While very obviously made on a micro-budget, there's a daft charm about this labour of love. Our two "heroes", Max and Moritz (Neil and Day) sit on their sofas like pseudo-intellectual versions of Beavis and Butthead, commenting as they channel surf through everything from adverts to women-in-prison movies, all painstakingly re-created by De L'Orme and his mates over the course of two years (mostly in his flat!). The quality and interest level of the individual pieces is, as you'd expect, somewhat variable, but the good thing is that you always know there'll be another one along in a minute. As a result, the sixty minutes running time flies past, purely on a "what the hell will happen next?" level.

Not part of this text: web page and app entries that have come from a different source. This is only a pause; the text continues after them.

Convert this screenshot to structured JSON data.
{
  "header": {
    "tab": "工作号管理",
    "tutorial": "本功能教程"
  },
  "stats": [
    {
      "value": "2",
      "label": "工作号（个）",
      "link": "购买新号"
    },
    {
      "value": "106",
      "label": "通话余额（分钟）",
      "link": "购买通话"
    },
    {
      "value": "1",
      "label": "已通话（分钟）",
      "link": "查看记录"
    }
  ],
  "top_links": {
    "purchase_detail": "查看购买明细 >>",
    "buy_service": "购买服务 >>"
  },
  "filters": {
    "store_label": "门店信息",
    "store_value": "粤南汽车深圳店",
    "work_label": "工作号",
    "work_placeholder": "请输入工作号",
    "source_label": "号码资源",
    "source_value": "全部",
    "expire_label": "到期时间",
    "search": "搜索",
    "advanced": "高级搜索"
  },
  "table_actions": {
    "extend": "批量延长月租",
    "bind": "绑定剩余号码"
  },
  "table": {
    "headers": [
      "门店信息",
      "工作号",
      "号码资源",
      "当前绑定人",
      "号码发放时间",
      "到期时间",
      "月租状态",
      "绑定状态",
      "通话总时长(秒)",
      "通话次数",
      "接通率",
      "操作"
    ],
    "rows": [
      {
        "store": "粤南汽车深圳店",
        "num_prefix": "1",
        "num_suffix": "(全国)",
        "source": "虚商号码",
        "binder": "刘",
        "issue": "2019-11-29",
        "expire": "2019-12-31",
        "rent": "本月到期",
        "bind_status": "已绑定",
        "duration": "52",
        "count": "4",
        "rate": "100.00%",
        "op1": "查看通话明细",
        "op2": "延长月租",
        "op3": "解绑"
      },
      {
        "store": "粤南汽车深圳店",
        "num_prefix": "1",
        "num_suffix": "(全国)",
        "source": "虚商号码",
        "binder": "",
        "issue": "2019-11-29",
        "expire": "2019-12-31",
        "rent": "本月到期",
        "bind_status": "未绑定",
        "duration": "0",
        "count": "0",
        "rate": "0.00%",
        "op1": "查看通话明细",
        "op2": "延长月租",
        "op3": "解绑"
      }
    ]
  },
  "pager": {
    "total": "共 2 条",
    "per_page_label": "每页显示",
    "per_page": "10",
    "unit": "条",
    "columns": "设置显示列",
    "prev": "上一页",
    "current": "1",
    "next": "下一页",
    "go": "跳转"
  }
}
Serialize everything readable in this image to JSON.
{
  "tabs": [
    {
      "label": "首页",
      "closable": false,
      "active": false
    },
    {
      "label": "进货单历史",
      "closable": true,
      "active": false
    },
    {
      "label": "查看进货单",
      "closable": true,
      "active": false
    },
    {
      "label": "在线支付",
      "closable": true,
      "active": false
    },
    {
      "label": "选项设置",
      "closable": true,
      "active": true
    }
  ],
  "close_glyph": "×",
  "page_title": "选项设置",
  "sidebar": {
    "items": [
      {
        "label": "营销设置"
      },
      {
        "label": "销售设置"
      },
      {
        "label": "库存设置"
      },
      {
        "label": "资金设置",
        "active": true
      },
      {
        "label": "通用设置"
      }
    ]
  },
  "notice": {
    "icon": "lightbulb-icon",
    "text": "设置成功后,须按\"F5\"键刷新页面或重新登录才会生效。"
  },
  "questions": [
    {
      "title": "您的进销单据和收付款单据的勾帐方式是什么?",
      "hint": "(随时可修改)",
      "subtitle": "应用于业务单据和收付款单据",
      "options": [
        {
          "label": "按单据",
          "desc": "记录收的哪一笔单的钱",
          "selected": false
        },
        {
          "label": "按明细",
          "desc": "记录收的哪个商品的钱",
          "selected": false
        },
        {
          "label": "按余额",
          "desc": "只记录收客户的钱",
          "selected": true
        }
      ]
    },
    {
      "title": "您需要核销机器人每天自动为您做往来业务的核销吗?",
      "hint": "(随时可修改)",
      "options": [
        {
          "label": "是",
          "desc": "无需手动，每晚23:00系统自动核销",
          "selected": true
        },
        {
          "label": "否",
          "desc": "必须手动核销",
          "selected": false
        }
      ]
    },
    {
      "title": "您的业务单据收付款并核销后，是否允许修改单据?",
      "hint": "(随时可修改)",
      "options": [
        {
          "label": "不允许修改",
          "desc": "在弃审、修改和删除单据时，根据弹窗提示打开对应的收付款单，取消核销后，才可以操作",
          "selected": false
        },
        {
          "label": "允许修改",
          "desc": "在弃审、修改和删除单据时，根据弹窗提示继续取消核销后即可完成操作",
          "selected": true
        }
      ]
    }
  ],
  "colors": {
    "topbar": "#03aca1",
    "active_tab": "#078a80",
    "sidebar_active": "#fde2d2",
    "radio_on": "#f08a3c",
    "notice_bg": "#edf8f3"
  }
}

The actors all worked free of charge, and I'd have to say, in some cases they were hardly worth their fee, while some of the sketches linger on longer than is effective. But when it works, e.g. the kids TV segment, it's spot-on. Such cultural references - and, indeed, some of the accents - will require deciphering for anyone brought up outside the UK; do they have TV licence inspectors anywhere but Britain? If so, this film demonstrates the perfect technique for dealing with them, and is also crammed with enough cult movie references (Eraserhead beer!) to float a videostore. While indeed Incredibly Strange, it's also undeniably imaginative and largely entertaining, making up for in heart what it lacks in budget.